Obama’s approval ratings have improved to 47 percent, up from 44 percent. Voters are now split evenly on whether Obama deserves to be re-elected, up from 52 percent who said last month that he did not deserve re-election.
Meanwhile, Romney’s ratings slipped significantly. Just 39 percent of voters have a favorable opinion him, compared to 44 percent in May.
While voters give Romney a 4-point lead on the question of who would do a better job on the economy, they split evenly when asked who would create more jobs.
“At this point, Romney is not well-defined in the minds of many voters, especially those in the middle. This movement reflects that uncertainty among voters who are up for grabs,” said Peter A. Brown, assistant director of the Quinnipiac University Polling Institute,
There are still reasons for Obama to be wary: Obama’s share of the vote is below the 50 percent threshold.

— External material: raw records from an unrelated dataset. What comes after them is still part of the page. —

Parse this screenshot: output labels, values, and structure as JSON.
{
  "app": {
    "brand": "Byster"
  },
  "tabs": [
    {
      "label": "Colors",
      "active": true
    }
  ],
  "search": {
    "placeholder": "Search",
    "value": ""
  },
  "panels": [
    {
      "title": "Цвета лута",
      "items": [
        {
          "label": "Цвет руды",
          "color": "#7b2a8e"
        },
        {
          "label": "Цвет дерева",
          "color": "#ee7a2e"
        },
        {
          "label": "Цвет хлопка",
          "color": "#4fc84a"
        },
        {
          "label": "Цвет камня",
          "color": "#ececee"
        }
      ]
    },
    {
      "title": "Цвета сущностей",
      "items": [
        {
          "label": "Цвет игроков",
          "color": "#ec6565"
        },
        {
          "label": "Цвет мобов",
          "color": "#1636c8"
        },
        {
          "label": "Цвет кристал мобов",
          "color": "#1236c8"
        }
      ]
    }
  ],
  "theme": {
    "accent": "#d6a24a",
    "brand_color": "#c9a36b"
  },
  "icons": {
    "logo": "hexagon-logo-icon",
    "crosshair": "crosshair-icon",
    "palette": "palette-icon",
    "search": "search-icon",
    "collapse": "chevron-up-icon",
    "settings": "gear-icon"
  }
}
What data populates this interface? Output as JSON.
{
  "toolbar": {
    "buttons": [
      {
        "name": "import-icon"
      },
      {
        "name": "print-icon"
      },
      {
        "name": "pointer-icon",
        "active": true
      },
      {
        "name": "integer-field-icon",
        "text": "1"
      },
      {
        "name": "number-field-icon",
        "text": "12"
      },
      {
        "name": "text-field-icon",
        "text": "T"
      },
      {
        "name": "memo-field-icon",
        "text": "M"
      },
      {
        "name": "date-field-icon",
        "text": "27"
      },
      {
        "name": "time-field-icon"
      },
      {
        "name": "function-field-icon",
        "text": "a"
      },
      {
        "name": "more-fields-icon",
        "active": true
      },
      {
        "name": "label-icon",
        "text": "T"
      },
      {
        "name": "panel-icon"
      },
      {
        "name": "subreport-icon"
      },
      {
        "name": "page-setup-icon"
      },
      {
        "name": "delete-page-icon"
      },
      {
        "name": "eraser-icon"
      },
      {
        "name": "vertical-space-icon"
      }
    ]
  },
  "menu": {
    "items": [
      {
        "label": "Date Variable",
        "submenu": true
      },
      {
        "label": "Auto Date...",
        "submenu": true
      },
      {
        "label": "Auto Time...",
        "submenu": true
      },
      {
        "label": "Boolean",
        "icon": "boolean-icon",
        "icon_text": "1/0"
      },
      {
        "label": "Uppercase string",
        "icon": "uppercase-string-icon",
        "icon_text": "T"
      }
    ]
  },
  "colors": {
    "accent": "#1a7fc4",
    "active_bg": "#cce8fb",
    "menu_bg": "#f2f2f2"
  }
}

Romney has an advantage among older voters, leading in Florida’s crucial 55-plus demographic, 48 to 43 percent.
Brown Continues To Say Gay Marriage Mattered In May
Quinnipiac’s Peter Brown said a possible reason for Obama’s improved numbers could be due to the fact that the May poll was taken in the aftermath of the president’s gay marriage announcement. However, if last month’s poll– the one taken after Obama’s announcement– indicated anything it was that the issue had very little impact either way in determining how Floridians will vote in November.
According to the May Q-poll, by a 50 to 40 percent margin, Florida voters oppose same-sex marriage, but 63 percent of those polled said Obama’s support of gay marriage would not affect their vote. Nearly half of Florida voters polled said gay marriage is not important at all. Asked how important the issue of same-sex marriage would be in November, 54 percent of independent answered “not important.”
More than the marriage issue, Obama’s spike could be due to the May poll’s sample, which came under fire from Democrats who said the survey’s demographic breakdown did not mirror registration numbers. Democrats hold roughly a 40-36 percent registration edge over Republicans in Florida; but Quinnipiac’s weighted sample was 34 percent Republican and 31 percent Democrat.
The Quinnipiac University poll was conducted between June 12 and June 18, with 1,697 registered voters in Florida questioned by telephone. The survey’s sampling error is plus or minus 2.4 percentage points.